LONDON (AP) — Uber will lose its license to operate in London because it may be endangering public safety and security, the local regulator said Friday, in a severe blow to a company already facing big questions over its corporate culture.
The company, which has been beset by a litany of scandals over its management style — from accusations of sexism to the illegal use of software to trick regulators — was told it was not “fit and proper” to keep operating in London, where it has 3.5 million passengers and 40,000 drivers.
The regulator, Transport for London, said it “considers that Uber’s approach and conduct demonstrate a lack of corporate responsibility in relation to a number of issues which have potential public safety and security implications.”
It cited instances in which Uber failed to report serious criminal offences as well as its penchant to deceive regulators in its decision to not renew its license when it expires on Sept. 30. Uber said it will appeal, during which time it can continue operating.
The decision startled many — even though the ride-hailing business has many critics. The city’s black-cab drivers — who spend years learning the city streets to pass the famed “Knowledge” test — objected to the interlopers who undercut their business. Unions objected to the company’s treatment of its workforce.
In a city where the Labour Party is in the majority, many of these issues — particularly in terms of its treatment of employees — would have resonated with the opposition party’s voters. Labour Mayor Sadiq Khan was quick to endorse the decision of an agency he supervises.
“It’s a technical decision that picks up the spirit of the age,” said Tony Travers, an expert on local government at the London School of Economics.
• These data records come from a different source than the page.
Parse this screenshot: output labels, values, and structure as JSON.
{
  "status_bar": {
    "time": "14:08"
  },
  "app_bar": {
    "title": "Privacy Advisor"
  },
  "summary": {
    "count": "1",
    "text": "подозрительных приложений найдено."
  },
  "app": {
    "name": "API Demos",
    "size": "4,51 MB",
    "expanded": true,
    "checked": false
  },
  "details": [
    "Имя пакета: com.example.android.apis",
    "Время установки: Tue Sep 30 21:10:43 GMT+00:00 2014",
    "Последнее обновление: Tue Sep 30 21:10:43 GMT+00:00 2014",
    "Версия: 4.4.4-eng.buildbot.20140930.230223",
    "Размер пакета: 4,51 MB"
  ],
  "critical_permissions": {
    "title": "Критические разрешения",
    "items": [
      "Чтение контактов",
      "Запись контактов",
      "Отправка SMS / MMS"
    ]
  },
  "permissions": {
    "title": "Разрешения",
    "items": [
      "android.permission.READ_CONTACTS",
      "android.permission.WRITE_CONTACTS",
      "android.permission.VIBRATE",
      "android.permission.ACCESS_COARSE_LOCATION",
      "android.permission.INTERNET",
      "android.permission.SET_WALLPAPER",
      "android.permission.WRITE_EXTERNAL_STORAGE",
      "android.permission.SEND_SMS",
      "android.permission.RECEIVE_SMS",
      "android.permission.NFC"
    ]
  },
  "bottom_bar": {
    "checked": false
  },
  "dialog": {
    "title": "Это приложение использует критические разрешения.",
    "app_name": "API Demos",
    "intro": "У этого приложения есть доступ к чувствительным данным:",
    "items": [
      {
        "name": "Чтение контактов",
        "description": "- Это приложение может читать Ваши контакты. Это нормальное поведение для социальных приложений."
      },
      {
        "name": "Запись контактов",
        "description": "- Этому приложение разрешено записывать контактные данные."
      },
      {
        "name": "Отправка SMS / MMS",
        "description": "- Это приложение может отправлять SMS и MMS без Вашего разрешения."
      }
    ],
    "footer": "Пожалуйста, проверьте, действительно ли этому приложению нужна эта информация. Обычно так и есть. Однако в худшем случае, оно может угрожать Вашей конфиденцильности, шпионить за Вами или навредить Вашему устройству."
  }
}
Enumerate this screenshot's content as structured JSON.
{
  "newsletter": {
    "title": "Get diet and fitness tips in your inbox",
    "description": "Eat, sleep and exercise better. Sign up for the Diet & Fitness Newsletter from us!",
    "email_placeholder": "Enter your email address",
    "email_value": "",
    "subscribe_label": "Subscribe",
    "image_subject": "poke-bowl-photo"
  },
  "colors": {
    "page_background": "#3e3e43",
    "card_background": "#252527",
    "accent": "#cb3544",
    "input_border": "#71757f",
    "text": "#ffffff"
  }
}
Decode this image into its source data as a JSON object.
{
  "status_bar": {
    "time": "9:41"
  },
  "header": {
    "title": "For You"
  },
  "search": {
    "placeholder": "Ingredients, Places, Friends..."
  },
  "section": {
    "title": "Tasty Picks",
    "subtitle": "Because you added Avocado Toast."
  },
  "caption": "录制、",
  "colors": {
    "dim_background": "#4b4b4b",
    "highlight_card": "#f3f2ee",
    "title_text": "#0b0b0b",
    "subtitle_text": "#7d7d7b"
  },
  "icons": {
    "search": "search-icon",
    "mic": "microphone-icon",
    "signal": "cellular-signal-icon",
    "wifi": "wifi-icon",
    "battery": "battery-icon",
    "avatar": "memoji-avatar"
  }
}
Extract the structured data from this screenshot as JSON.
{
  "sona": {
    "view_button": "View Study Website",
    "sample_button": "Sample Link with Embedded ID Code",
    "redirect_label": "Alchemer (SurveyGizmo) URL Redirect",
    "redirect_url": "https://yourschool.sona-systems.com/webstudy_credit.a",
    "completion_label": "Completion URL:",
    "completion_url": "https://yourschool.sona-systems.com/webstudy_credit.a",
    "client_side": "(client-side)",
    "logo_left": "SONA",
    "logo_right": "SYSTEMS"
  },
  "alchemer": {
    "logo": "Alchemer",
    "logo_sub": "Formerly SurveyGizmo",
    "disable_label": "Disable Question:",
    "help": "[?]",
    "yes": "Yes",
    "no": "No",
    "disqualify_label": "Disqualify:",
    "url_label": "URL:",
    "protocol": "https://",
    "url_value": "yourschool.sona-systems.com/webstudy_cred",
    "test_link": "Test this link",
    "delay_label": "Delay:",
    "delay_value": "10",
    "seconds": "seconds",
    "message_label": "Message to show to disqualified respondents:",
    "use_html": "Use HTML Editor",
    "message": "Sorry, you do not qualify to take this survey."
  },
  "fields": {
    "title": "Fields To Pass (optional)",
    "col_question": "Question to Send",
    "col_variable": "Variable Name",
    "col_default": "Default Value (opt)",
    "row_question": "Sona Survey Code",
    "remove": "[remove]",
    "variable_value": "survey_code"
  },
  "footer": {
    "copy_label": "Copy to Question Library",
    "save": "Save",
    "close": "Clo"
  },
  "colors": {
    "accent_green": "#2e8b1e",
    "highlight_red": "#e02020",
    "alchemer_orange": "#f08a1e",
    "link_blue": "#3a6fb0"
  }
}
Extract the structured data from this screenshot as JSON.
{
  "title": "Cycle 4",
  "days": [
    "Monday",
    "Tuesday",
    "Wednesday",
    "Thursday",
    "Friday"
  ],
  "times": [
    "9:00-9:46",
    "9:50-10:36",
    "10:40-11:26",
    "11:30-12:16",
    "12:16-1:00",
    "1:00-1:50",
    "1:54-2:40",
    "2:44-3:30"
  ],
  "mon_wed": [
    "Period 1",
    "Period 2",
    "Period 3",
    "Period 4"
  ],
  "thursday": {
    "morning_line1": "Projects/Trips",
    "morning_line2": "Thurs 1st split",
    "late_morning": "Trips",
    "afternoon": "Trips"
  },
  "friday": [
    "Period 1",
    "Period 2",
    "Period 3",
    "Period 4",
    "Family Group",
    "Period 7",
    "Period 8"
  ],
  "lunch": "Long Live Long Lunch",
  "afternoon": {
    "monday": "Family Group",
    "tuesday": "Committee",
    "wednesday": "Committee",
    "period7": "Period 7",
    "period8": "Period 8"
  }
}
Uber had been warned. Earlier this year, Transport for London renewed its license on a limited basis, giving it six months to address concerns.
Khan said that any operator of taxi services in the city “needs to play by the rules.”
“Providing an innovative service must not be at the expense of customer safety and security,” he said. “I fully support TfL’s decision — it would be wrong if TfL continued to license Uber if there is any way that this could pose a threat to Londoners’ safety and security.”
For its part, Uber accused the city of caving in to special…